Bradley Cooper’s voice work on Rocket Raccoon is hilarious and charming, to the extent that it is this furry animal who appears to have the machismo and charisma anchoring the franchise here, every bit as much as Pratt as Star-Lord.
Baby Groot (voiced by Vin Diesel: another G2/F8 connection) is a thing of beauty and special effects alchemy and Elizabeth Debicki, painted in gold, is as sexy and powerful and mesmeric as Tilda Swinton was in last year’s other Marvel effort, Doctor Strange. So, it remains an ensemble piece, within which Kurt Russell fits very well as a guest star, (just as he does in F8; another connection!).
Visuals, effects, design, music and even the end credits are all stunning and brought together with competent craftsmanship by Director, James Gunn. Above all: an emphasis very much on the theme of FAMILY and how we grow best within that unit. It does not mean that every relative will meet expectations and neither will the bond prevent malevolence. But it anchors and explains the patterns of life, punctuating both triumphs and setbacks.

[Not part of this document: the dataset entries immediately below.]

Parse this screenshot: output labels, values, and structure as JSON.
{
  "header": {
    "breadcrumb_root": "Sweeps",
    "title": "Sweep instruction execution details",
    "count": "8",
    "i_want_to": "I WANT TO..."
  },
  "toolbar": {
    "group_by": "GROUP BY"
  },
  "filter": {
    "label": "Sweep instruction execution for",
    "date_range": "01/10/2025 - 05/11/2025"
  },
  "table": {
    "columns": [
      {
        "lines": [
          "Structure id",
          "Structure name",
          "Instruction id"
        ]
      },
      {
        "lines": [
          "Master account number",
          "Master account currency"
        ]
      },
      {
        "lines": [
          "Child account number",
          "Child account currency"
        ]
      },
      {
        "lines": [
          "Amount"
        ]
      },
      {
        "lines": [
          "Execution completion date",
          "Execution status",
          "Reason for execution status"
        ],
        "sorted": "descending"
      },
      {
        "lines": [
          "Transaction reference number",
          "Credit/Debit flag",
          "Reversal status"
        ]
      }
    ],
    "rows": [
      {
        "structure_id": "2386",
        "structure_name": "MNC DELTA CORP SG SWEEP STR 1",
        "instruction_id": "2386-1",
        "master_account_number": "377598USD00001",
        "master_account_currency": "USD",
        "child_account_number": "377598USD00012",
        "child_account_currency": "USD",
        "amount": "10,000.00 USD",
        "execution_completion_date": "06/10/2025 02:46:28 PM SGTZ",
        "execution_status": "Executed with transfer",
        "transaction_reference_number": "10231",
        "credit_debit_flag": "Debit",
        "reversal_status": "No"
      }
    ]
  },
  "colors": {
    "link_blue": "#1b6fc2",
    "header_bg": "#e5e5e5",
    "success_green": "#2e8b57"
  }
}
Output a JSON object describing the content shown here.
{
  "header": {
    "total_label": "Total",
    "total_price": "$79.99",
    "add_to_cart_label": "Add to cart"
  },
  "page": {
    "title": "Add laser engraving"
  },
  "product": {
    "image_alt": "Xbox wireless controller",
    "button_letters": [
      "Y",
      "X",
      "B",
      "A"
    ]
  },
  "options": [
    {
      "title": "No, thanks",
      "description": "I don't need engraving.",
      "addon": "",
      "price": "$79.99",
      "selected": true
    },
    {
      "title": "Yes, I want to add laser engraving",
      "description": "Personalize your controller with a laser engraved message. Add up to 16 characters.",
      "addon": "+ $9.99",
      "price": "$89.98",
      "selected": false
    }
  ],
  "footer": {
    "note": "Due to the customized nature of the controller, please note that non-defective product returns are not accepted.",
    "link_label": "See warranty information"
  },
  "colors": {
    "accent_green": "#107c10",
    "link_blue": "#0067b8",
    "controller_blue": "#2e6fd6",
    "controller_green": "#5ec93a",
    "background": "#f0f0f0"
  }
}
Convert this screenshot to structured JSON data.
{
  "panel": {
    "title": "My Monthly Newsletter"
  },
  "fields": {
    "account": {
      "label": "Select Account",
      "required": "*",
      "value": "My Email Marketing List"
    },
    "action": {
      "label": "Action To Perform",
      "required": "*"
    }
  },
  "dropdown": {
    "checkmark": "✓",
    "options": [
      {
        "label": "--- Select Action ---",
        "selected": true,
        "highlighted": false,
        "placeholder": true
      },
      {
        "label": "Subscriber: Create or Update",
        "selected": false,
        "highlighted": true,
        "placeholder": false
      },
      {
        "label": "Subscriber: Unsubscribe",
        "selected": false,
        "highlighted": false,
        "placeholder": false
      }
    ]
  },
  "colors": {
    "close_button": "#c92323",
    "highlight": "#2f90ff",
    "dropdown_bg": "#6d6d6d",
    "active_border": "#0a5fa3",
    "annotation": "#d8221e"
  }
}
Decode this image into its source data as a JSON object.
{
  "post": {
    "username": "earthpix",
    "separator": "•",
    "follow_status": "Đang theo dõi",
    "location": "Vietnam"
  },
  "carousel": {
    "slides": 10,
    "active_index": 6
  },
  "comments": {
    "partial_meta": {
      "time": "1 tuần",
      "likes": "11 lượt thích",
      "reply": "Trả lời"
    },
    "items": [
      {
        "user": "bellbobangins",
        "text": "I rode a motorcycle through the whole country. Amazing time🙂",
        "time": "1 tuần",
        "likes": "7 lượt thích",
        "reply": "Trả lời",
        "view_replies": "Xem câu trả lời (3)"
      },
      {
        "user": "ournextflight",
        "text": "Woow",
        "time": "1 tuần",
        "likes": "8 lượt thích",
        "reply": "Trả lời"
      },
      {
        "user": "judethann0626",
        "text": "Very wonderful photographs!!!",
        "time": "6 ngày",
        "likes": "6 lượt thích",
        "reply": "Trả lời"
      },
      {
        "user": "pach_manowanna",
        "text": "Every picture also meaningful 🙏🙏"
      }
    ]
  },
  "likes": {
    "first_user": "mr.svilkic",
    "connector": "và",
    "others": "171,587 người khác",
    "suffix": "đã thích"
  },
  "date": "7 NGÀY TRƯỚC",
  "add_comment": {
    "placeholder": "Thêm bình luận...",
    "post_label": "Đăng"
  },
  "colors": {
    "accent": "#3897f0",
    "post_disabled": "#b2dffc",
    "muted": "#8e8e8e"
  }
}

It is that sheer joy and innocence that both redeems G2 and bonds it to..F8.
Where G2 references the 1980s, F8 actually embodies and resurrects the whole entertainment ethos of that decade, whilst fusing to a more comforting present day morality. The movie refreshingly relishes the joys of being a big, bald, muscular, macho, petrol-head.
Average line: ‘I will beat you like a Cherokee Drum’. Probably misquoting, but you get the gist. One ripped colossus (Dwayne Johnson) faces off against an old enemy come reluctant ally played by Jason Statham. Think action heroes as shamelessly simplistic muscle bound masters of the universe, who solve the world’s problems with fists, car chases and one liners. But then meet up for a cozy Barbecue en famile. Best of all possible worlds.
Nominally, this is the Vin Diesel show. His Dominic Toretto character is the street racer with a code of honour whose antics launched the series (NOW I get why all those students I taught KEPT writing stories with that motif; and I thought it was my inspirational creativity ). Diesel’s Toretto is effectively the face of a generation: bald, big, boy racers in tight t-shirts, but with nowhere to drive to other than some quasi gangland skirmish to vent pent up machismo and testosterone.
Diesel has also shrewdly evolved Toretto’s character into a kind of super-spy action hero, by stealth, over the previous 3 films up to F8. There is of course a street-race or two on offer (a quite spectacular set-piece shows Cuba in all its glory). But it all builds up to a quasi 007 battle in which Diesel’s Toretto outruns a submarine. Pure hokum, camp and fun. Harmless and hilarious, though probably a tad sanitised and exaggerated to genuinely qualify as ‘fast and furious’.
Charlize Theron turns up as a most alluring villainess. I would turn bad for her, easily, even if she weren’t holding my family hostage. The Bond people have missed a trick by not casting her against Daniel Craig’s 007 (she is age appropriate and can play goodie and/or baddie with equal aplomb).
Plot logic is non existent and, like G2, F8 is overlong, bloated and in serious need of an edit. But they share excellent atmospherics, soundtrack, visual schemes, accomplished effects and top notch casts with a bond of chemistry, acting out impressive action beats.
Above all: both movies take a sheer and soulful joy in the concept of family and friendship against the odds, thereby making ideal companion and comparison pieces for families at the movies on a Bank Holiday weekend. A splendidly innocent brand of escapism, much needed in today’s increasingly uncertain world. So, for all the flaws in both movies, I recommend them and with only the slightest of reservations.
We are Groot. We are FAMILY.